Material provided -
"""
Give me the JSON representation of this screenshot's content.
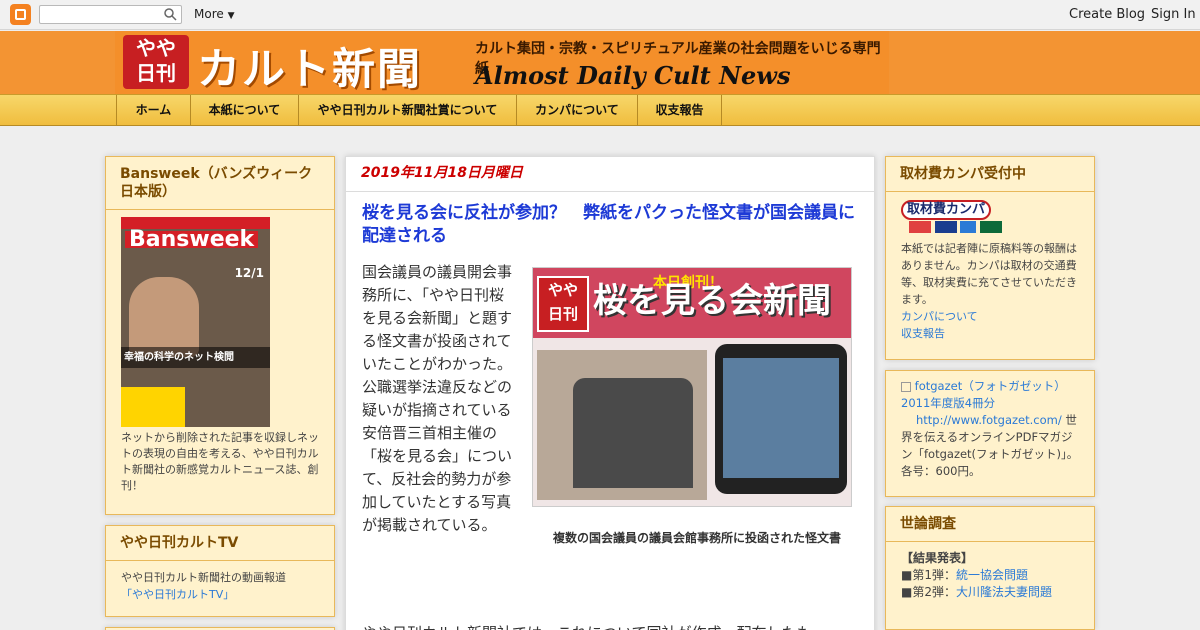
{
  "navbar": {
    "more_label": "More",
    "create_blog": "Create Blog",
    "sign_in": "Sign In"
  },
  "banner": {
    "badge_top": "やや",
    "badge_bottom": "日刊",
    "title": "カルト新聞",
    "tagline": "カルト集団・宗教・スピリチュアル産業の社会問題をいじる専門紙",
    "english": "Almost Daily Cult News"
  },
  "tabs": [
    "ホーム",
    "本紙について",
    "やや日刊カルト新聞社賞について",
    "カンパについて",
    "収支報告"
  ],
  "left_sidebar": {
    "bansweek_title": "Bansweek（バンズウィーク日本版）",
    "bansweek_cover_title": "Bansweek",
    "bansweek_cover_date": "12/1",
    "bansweek_cover_headline": "幸福の科学のネット検閲",
    "bansweek_desc": "ネットから削除された記事を収録しネットの表現の自由を考える、やや日刊カルト新聞社の新感覚カルトニュース誌、創刊！",
    "tv_title": "やや日刊カルトTV",
    "tv_desc": "やや日刊カルト新聞社の動画報道",
    "tv_link": "「やや日刊カルトTV」"
  },
  "post": {
    "date": "2019年11月18日月曜日",
    "title": "桜を見る会に反社が参加？　弊紙をパクった怪文書が国会議員に配達される",
    "body": "国会議員の議員開会事務所に、「やや日刊桜を見る会新聞」と題する怪文書が投函されていたことがわかった。公職選挙法違反などの疑いが指摘されている安倍晋三首相主催の「桜を見る会」について、反社会的勢力が参加していたとする写真が掲載されている。",
    "image_heading": "桜を見る会新聞",
    "image_badge_top": "やや",
    "image_badge_bottom": "日刊",
    "image_sub": "本日創刊！",
    "image_caption": "複数の国会議員の議員会館事務所に投函された怪文書",
    "next_line": "やや日刊カルト新聞社では、これについて同社が作成・配布したも"
  },
  "right_sidebar": {
    "kanpa_title": "取材費カンパ受付中",
    "kanpa_badge": "取材費カンパ",
    "kanpa_desc": "本紙では記者陣に原稿料等の報酬はありません。カンパは取材の交通費等、取材実費に充てさせていただきます。",
    "kanpa_link1": "カンパについて",
    "kanpa_link2": "収支報告",
    "fotgazet_link": "fotgazet（フォトガゼット）2011年度版4冊分",
    "fotgazet_url": "http://www.fotgazet.com/",
    "fotgazet_desc": "世界を伝えるオンラインPDFマガジン「fotgazet(フォトガゼット)」。各号：600円。",
    "poll_title": "世論調査",
    "poll_result": "【結果発表】",
    "poll1_prefix": "■第1弾：",
    "poll1_link": "統一協会問題",
    "poll2_prefix": "■第2弾：",
    "poll2_link": "大川隆法夫妻問題"
  },
  "colors": {
    "header_orange": "#f39433",
    "tab_gold": "#f0bd3e",
    "widget_bg": "#fff2cc",
    "post_title": "#1d3ad6",
    "date_red": "#cc0000"
  }
}
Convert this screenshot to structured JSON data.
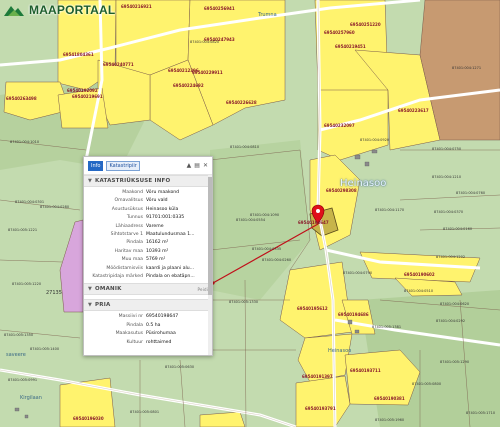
{
  "app": {
    "logo_text": "MAAPORTAAL"
  },
  "map": {
    "place_names": [
      {
        "id": "heinasoo",
        "text": "Heinasoo"
      },
      {
        "id": "trumna",
        "text": "Trumna"
      },
      {
        "id": "heinasoo-small",
        "text": "Heinasoo"
      },
      {
        "id": "kirgilaan",
        "text": "Kirgilaan"
      },
      {
        "id": "saveere",
        "text": "saveere"
      }
    ],
    "parcel_ids": [
      "69540216921",
      "69540256941",
      "69540247943",
      "69541804361",
      "69540240771",
      "69540257960",
      "69540251220",
      "69540212396",
      "69540229911",
      "69540219691",
      "69540192092",
      "69540263498",
      "69540224692",
      "69540219451",
      "69540232097",
      "69540226628",
      "69540223617",
      "69540298308",
      "69540198647",
      "69540190602",
      "69540195612",
      "69540194686",
      "69540191397",
      "69540193711",
      "69540190381",
      "69540196030",
      "69540193791"
    ],
    "cadastre_codes": [
      "87401:004:0820",
      "87401:004:1010",
      "87401:004:0810",
      "87401:004:0301",
      "87401:004:0280",
      "87401:004:0920",
      "87401:004:1210",
      "87401:004:0760",
      "87401:004:1271",
      "87401:004:1170",
      "87401:004:0370",
      "87401:004:0750",
      "87401:004:0160",
      "87401:004:0620",
      "87401:004:0510",
      "87401:004:0790",
      "87401:004:0260",
      "87401:004:1090",
      "87401:004:0292",
      "87401:005:1221",
      "87401:005:1220",
      "87401:005:1350",
      "87401:005:1400",
      "87401:005:1330",
      "87401:005:1381",
      "87401:004:0335",
      "87401:004:0554",
      "87401:004:1202",
      "87401:005:0991",
      "87401:005:0630",
      "87401:005:1290",
      "87401:005:0800",
      "87401:005:1710",
      "87401:005:0801",
      "87401:005:1960"
    ],
    "other_labels": [
      "27135",
      "Heinasoo"
    ]
  },
  "popup": {
    "tabs": [
      {
        "label": "Info",
        "active": true
      },
      {
        "label": "Katastripiir",
        "active": false
      }
    ],
    "cadastre_section": {
      "title": "KATASTRIÜKSUSE INFO",
      "rows": [
        {
          "key": "Maakond",
          "value": "Võru maakond"
        },
        {
          "key": "Omavalitsus",
          "value": "Võru vald"
        },
        {
          "key": "Asustusüksus",
          "value": "Heinasoo küla"
        },
        {
          "key": "Tunnus",
          "value": "91701:001:0335"
        },
        {
          "key": "Lähiaadress",
          "value": "Vareme"
        },
        {
          "key": "Sihtotstarve 1",
          "value": "Maatulundusmaa 1..."
        },
        {
          "key": "Pindala",
          "value": "16162 m²"
        },
        {
          "key": "Haritav maa",
          "value": "10393 m²"
        },
        {
          "key": "Muu maa",
          "value": "5769 m²"
        },
        {
          "key": "Mõõdistamisviis",
          "value": "kaardi ja plaani alu..."
        },
        {
          "key": "Katastripidaja märked",
          "value": "Pindala on ebatäpn..."
        }
      ]
    },
    "owner_section": {
      "title": "OMANIK",
      "aside": "Peidi"
    },
    "pria_section": {
      "title": "PRIA",
      "rows": [
        {
          "key": "Massiivi nr",
          "value": "69540198647"
        },
        {
          "key": "Pindala",
          "value": "0.5 ha"
        },
        {
          "key": "Maakasutus",
          "value": "Püsirohumaa"
        },
        {
          "key": "Kultuur",
          "value": "rohttaimed"
        }
      ]
    }
  },
  "colors": {
    "forest": "#bcd6a6",
    "field": "#fff36e",
    "parcel_border": "#7a5a4a",
    "road": "#ffffff",
    "purple_area": "#d8a6dc",
    "brown_area": "#c79a71",
    "marker": "#e0101a",
    "pointer_line": "#c0101a",
    "highlight": "#c7b44a"
  }
}
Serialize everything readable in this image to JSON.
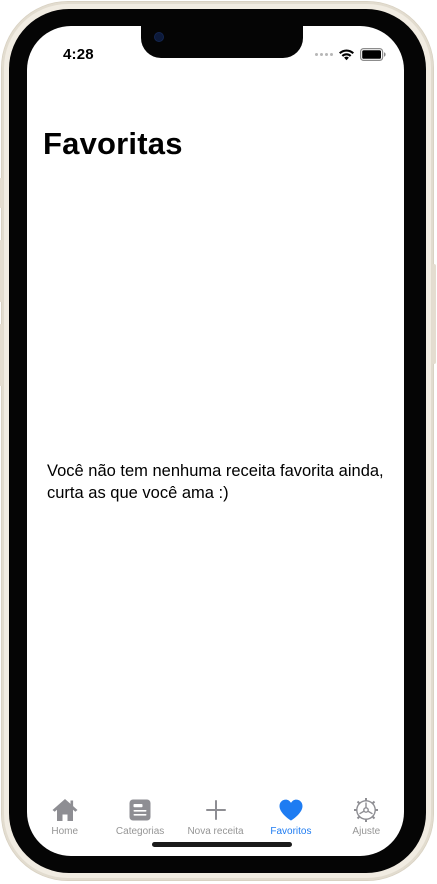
{
  "status_bar": {
    "time": "4:28"
  },
  "header": {
    "title": "Favoritas"
  },
  "main": {
    "empty_message": "Você não tem nenhuma receita favorita ainda, curta as que você ama :)"
  },
  "tab_bar": {
    "active_index": 3,
    "active_color": "#1e7cf2",
    "inactive_color": "#8e8e93",
    "items": [
      {
        "label": "Home",
        "icon": "house-icon"
      },
      {
        "label": "Categorias",
        "icon": "list-card-icon"
      },
      {
        "label": "Nova receita",
        "icon": "plus-icon"
      },
      {
        "label": "Favoritos",
        "icon": "heart-icon"
      },
      {
        "label": "Ajuste",
        "icon": "gear-icon"
      }
    ]
  }
}
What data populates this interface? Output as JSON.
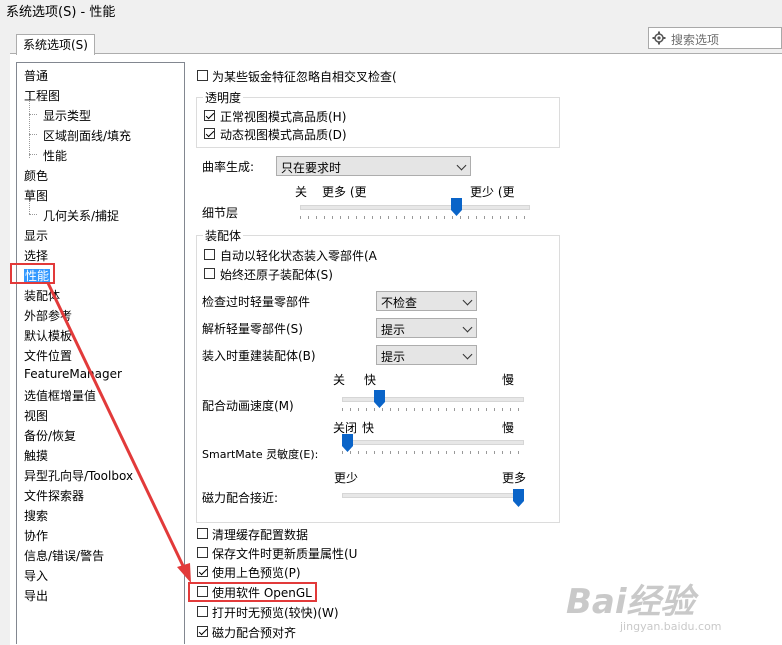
{
  "window": {
    "title": "系统选项(S) - 性能"
  },
  "tab": {
    "label": "系统选项(S)"
  },
  "search": {
    "placeholder": "搜索选项"
  },
  "tree": {
    "items": [
      "普通",
      "工程图",
      "显示类型",
      "区域剖面线/填充",
      "性能",
      "颜色",
      "草图",
      "几何关系/捕捉",
      "显示",
      "选择",
      "性能",
      "装配体",
      "外部参考",
      "默认模板",
      "文件位置",
      "FeatureManager",
      "选值框增量值",
      "视图",
      "备份/恢复",
      "触摸",
      "异型孔向导/Toolbox",
      "文件探索器",
      "搜索",
      "协作",
      "信息/错误/警告",
      "导入",
      "导出"
    ]
  },
  "options": {
    "sheetmetal_check": {
      "label": "为某些钣金特征忽略自相交叉检查(",
      "checked": false
    },
    "transparency": {
      "title": "透明度",
      "normal": {
        "label": "正常视图模式高品质(H)",
        "checked": true
      },
      "dynamic": {
        "label": "动态视图模式高品质(D)",
        "checked": true
      }
    },
    "curvature": {
      "label": "曲率生成:",
      "value": "只在要求时"
    },
    "lod": {
      "label": "细节层",
      "left": "关",
      "mid": "更多 (更",
      "right": "更少 (更",
      "level": 0.69
    },
    "assemblies": {
      "title": "装配体",
      "auto_lightweight": {
        "label": "自动以轻化状态装入零部件(A",
        "checked": false
      },
      "always_resolve": {
        "label": "始终还原子装配体(S)",
        "checked": false
      },
      "check_outdated": {
        "label": "检查过时轻量零部件",
        "value": "不检查"
      },
      "resolve_lightweight": {
        "label": "解析轻量零部件(S)",
        "value": "提示"
      },
      "rebuild_on_load": {
        "label": "装入时重建装配体(B)",
        "value": "提示"
      },
      "mate_anim": {
        "label": "配合动画速度(M)",
        "t1": "关",
        "t2": "快",
        "t3": "慢",
        "level": 0.19
      },
      "smartmate": {
        "label": "SmartMate 灵敏度(E):",
        "t1": "关闭",
        "t2": "快",
        "t3": "慢",
        "level": 0.0
      },
      "magnetic": {
        "label": "磁力配合接近:",
        "t1": "更少",
        "t2": "更多",
        "level": 1.0
      }
    },
    "purge_cache": {
      "label": "清理缓存配置数据",
      "checked": false
    },
    "update_mass": {
      "label": "保存文件时更新质量属性(U",
      "checked": false
    },
    "shaded_preview": {
      "label": "使用上色预览(P)",
      "checked": true
    },
    "software_opengl": {
      "label": "使用软件 OpenGL",
      "checked": false
    },
    "no_preview": {
      "label": "打开时无预览(较快)(W)",
      "checked": false
    },
    "magnetic_prealign": {
      "label": "磁力配合预对齐",
      "checked": true
    }
  },
  "watermark": {
    "text": "Bai经验",
    "sub": "jingyan.baidu.com"
  },
  "colors": {
    "accent": "#3399ff",
    "annotation": "#e23a3a",
    "thumb": "#0a64c8"
  }
}
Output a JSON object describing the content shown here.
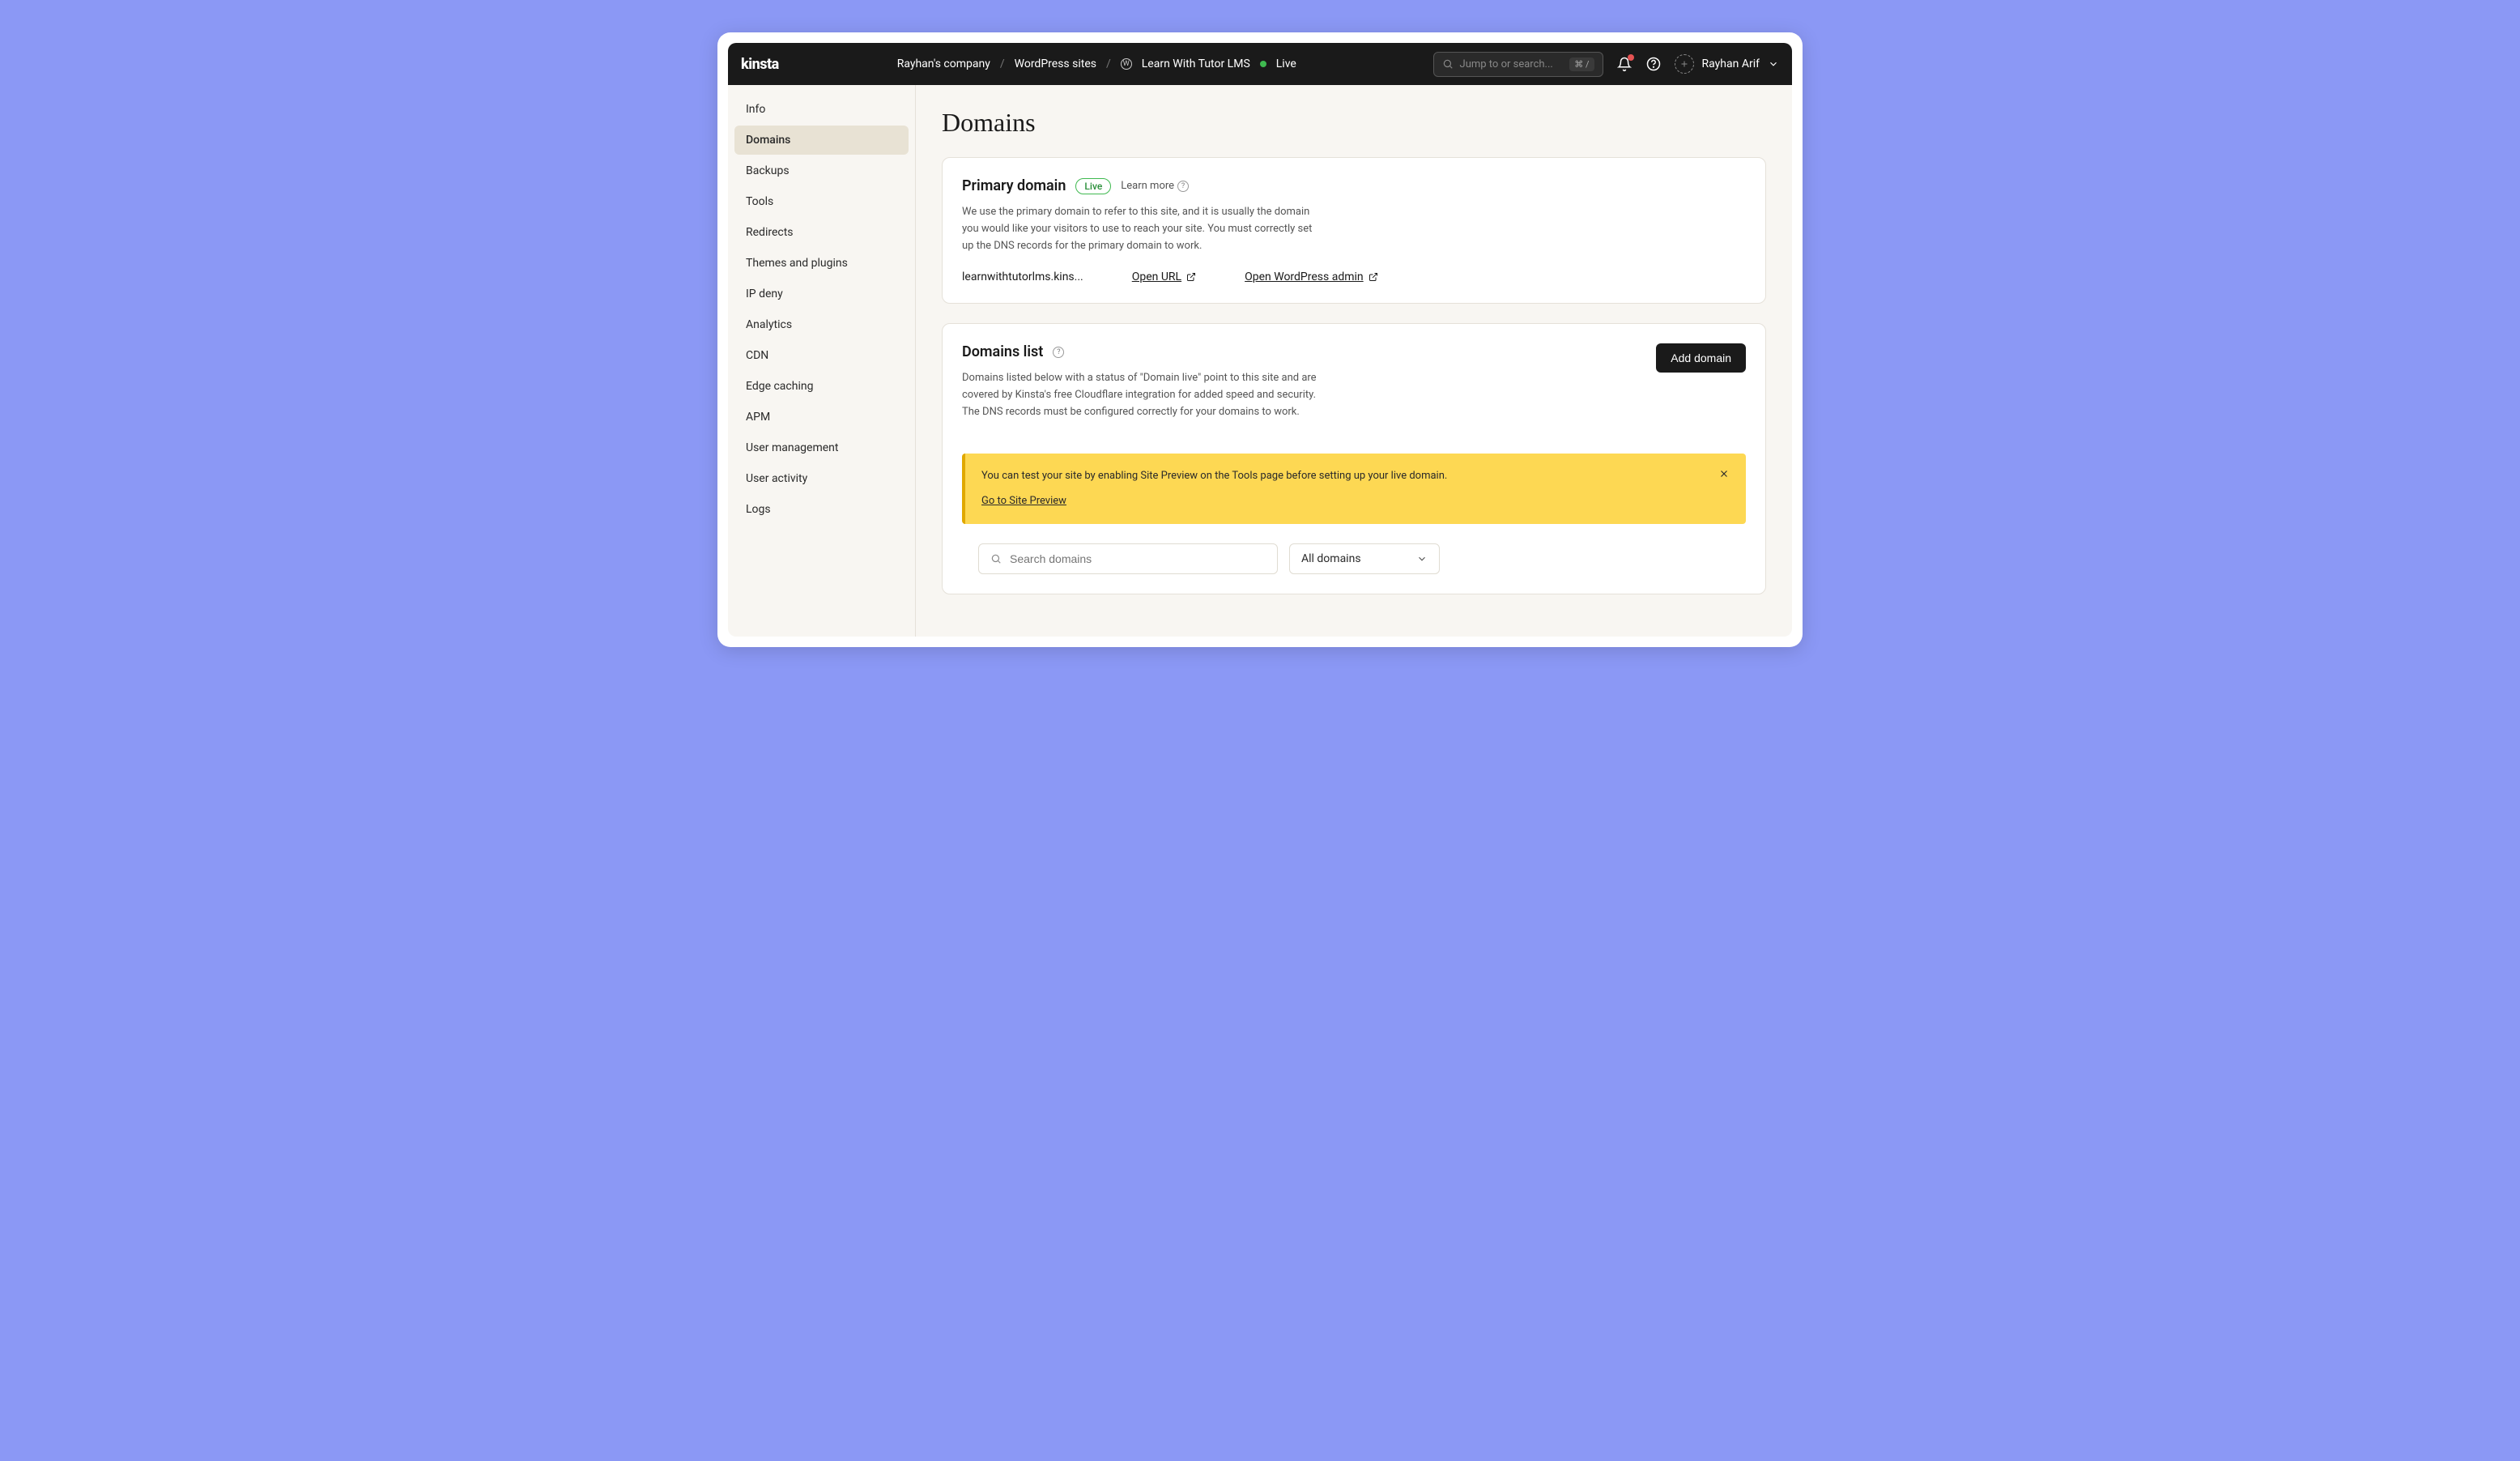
{
  "topbar": {
    "logo": "kinsta",
    "breadcrumb": {
      "company": "Rayhan's company",
      "section": "WordPress sites",
      "site": "Learn With Tutor LMS",
      "env": "Live"
    },
    "search_placeholder": "Jump to or search...",
    "search_kbd": "⌘ /",
    "user_name": "Rayhan Arif"
  },
  "sidebar": {
    "items": [
      "Info",
      "Domains",
      "Backups",
      "Tools",
      "Redirects",
      "Themes and plugins",
      "IP deny",
      "Analytics",
      "CDN",
      "Edge caching",
      "APM",
      "User management",
      "User activity",
      "Logs"
    ],
    "active_index": 1
  },
  "page": {
    "title": "Domains"
  },
  "primary": {
    "title": "Primary domain",
    "badge": "Live",
    "learn_more": "Learn more",
    "desc": "We use the primary domain to refer to this site, and it is usually the domain you would like your visitors to use to reach your site. You must correctly set up the DNS records for the primary domain to work.",
    "domain": "learnwithtutorlms.kins...",
    "open_url": "Open URL",
    "open_wp": "Open WordPress admin"
  },
  "domains_list": {
    "title": "Domains list",
    "add_btn": "Add domain",
    "desc": "Domains listed below with a status of \"Domain live\" point to this site and are covered by Kinsta's free Cloudflare integration for added speed and security. The DNS records must be configured correctly for your domains to work.",
    "alert_text": "You can test your site by enabling Site Preview on the Tools page before setting up your live domain.",
    "alert_link": "Go to Site Preview",
    "search_placeholder": "Search domains",
    "filter_value": "All domains"
  }
}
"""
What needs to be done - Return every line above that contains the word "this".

Answer below -
Give me the JSON representation of this screenshot's content.
Convert this screenshot to structured JSON data.
Serialize everything readable in this image to JSON.
What data populates this interface? Output as JSON.
    "desc": "We use the primary domain to refer to this site, and it is usually the domain you would like your visitors to use to reach your site. You must correctly set up the DNS records for the primary domain to work.",
    "desc": "Domains listed below with a status of \"Domain live\" point to this site and are covered by Kinsta's free Cloudflare integration for added speed and security. The DNS records must be configured correctly for your domains to work.",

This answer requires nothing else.